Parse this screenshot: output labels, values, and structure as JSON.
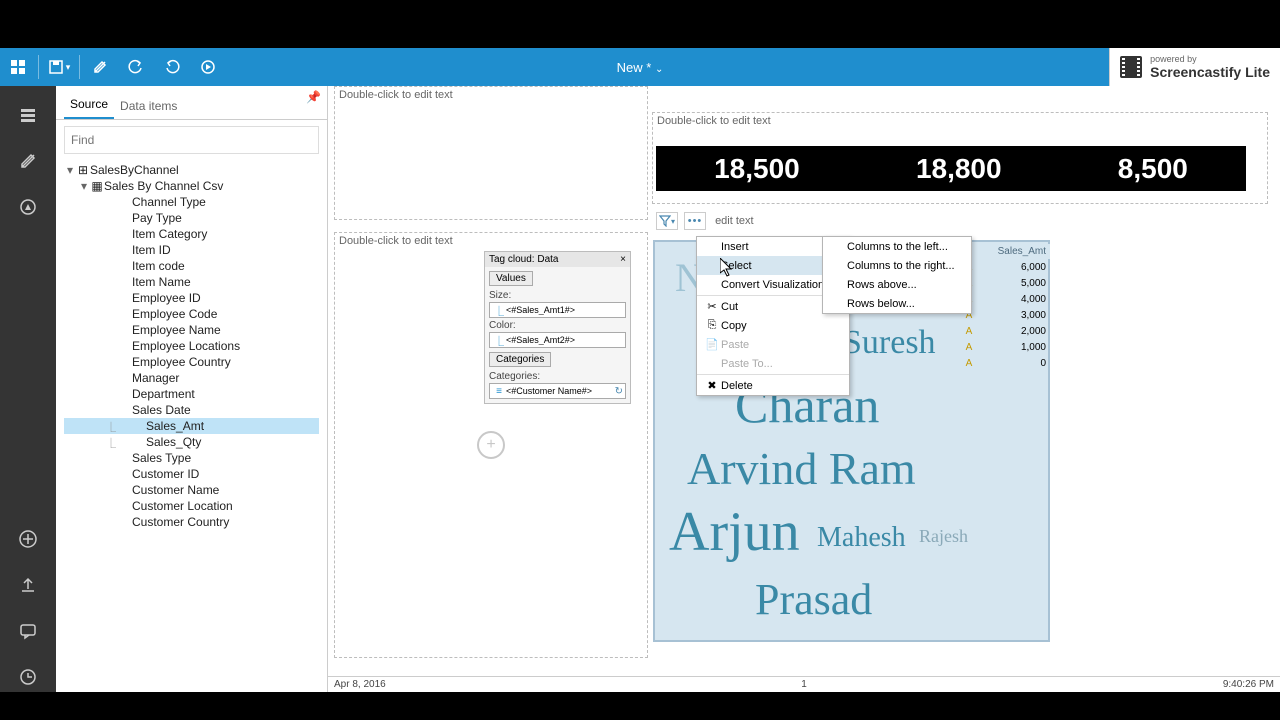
{
  "doc_title": "New *",
  "screencast": {
    "line1": "powered by",
    "line2": "Screencastify Lite"
  },
  "panel": {
    "tabs": {
      "source": "Source",
      "dataitems": "Data items"
    },
    "find_placeholder": "Find",
    "tree": {
      "root": "SalesByChannel",
      "csv": "Sales By Channel Csv",
      "fields": [
        "Channel Type",
        "Pay Type",
        "Item Category",
        "Item ID",
        "Item code",
        "Item Name",
        "Employee ID",
        "Employee Code",
        "Employee Name",
        "Employee Locations",
        "Employee Country",
        "Manager",
        "Department",
        "Sales Date"
      ],
      "measures": [
        "Sales_Amt",
        "Sales_Qty"
      ],
      "fields2": [
        "Sales Type",
        "Customer ID",
        "Customer Name",
        "Customer Location",
        "Customer Country"
      ],
      "selected": "Sales_Amt"
    }
  },
  "placeholders": {
    "p1": "Double-click to edit text",
    "p2": "Double-click to edit text",
    "p3": "Double-click to edit text",
    "p4": "edit text"
  },
  "kpis": [
    "18,500",
    "18,800",
    "8,500"
  ],
  "properties": {
    "title": "Tag cloud: Data",
    "values_btn": "Values",
    "size_label": "Size:",
    "size_val": "<#Sales_Amt1#>",
    "color_label": "Color:",
    "color_val": "<#Sales_Amt2#>",
    "cat_btn": "Categories",
    "cat_label": "Categories:",
    "cat_val": "<#Customer Name#>"
  },
  "context_menu": {
    "items": [
      "Insert",
      "Select",
      "Convert Visualization...",
      "Cut",
      "Copy",
      "Paste",
      "Paste To...",
      "Delete"
    ],
    "selected_index": 1
  },
  "submenu": [
    "Columns to the left...",
    "Columns to the right...",
    "Rows above...",
    "Rows below..."
  ],
  "tagcloud_words": [
    "N",
    "Suresh",
    "Charan",
    "Arvind Ram",
    "Arjun",
    "Mahesh",
    "Rajesh",
    "Prasad"
  ],
  "side_table": {
    "header": "Sales_Amt",
    "rows": [
      "6,000",
      "5,000",
      "4,000",
      "3,000",
      "2,000",
      "1,000",
      "0"
    ]
  },
  "status": {
    "date": "Apr 8, 2016",
    "mid": "1",
    "time": "9:40:26 PM"
  }
}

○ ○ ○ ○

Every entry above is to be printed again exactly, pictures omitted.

Parse this screenshot: output labels, values, and structure as JSON.
{
  "doc_title": "New *",
  "screencast": {
    "line1": "powered by",
    "line2": "Screencastify Lite"
  },
  "panel": {
    "tabs": {
      "source": "Source",
      "dataitems": "Data items"
    },
    "find_placeholder": "Find",
    "tree": {
      "root": "SalesByChannel",
      "csv": "Sales By Channel Csv",
      "fields": [
        "Channel Type",
        "Pay Type",
        "Item Category",
        "Item ID",
        "Item code",
        "Item Name",
        "Employee ID",
        "Employee Code",
        "Employee Name",
        "Employee Locations",
        "Employee Country",
        "Manager",
        "Department",
        "Sales Date"
      ],
      "measures": [
        "Sales_Amt",
        "Sales_Qty"
      ],
      "fields2": [
        "Sales Type",
        "Customer ID",
        "Customer Name",
        "Customer Location",
        "Customer Country"
      ],
      "selected": "Sales_Amt"
    }
  },
  "placeholders": {
    "p1": "Double-click to edit text",
    "p2": "Double-click to edit text",
    "p3": "Double-click to edit text",
    "p4": "edit text"
  },
  "kpis": [
    "18,500",
    "18,800",
    "8,500"
  ],
  "properties": {
    "title": "Tag cloud: Data",
    "values_btn": "Values",
    "size_label": "Size:",
    "size_val": "<#Sales_Amt1#>",
    "color_label": "Color:",
    "color_val": "<#Sales_Amt2#>",
    "cat_btn": "Categories",
    "cat_label": "Categories:",
    "cat_val": "<#Customer Name#>"
  },
  "context_menu": {
    "items": [
      "Insert",
      "Select",
      "Convert Visualization...",
      "Cut",
      "Copy",
      "Paste",
      "Paste To...",
      "Delete"
    ],
    "selected_index": 1
  },
  "submenu": [
    "Columns to the left...",
    "Columns to the right...",
    "Rows above...",
    "Rows below..."
  ],
  "tagcloud_words": [
    "N",
    "Suresh",
    "Charan",
    "Arvind Ram",
    "Arjun",
    "Mahesh",
    "Rajesh",
    "Prasad"
  ],
  "side_table": {
    "header": "Sales_Amt",
    "rows": [
      "6,000",
      "5,000",
      "4,000",
      "3,000",
      "2,000",
      "1,000",
      "0"
    ]
  },
  "status": {
    "date": "Apr 8, 2016",
    "mid": "1",
    "time": "9:40:26 PM"
  }
}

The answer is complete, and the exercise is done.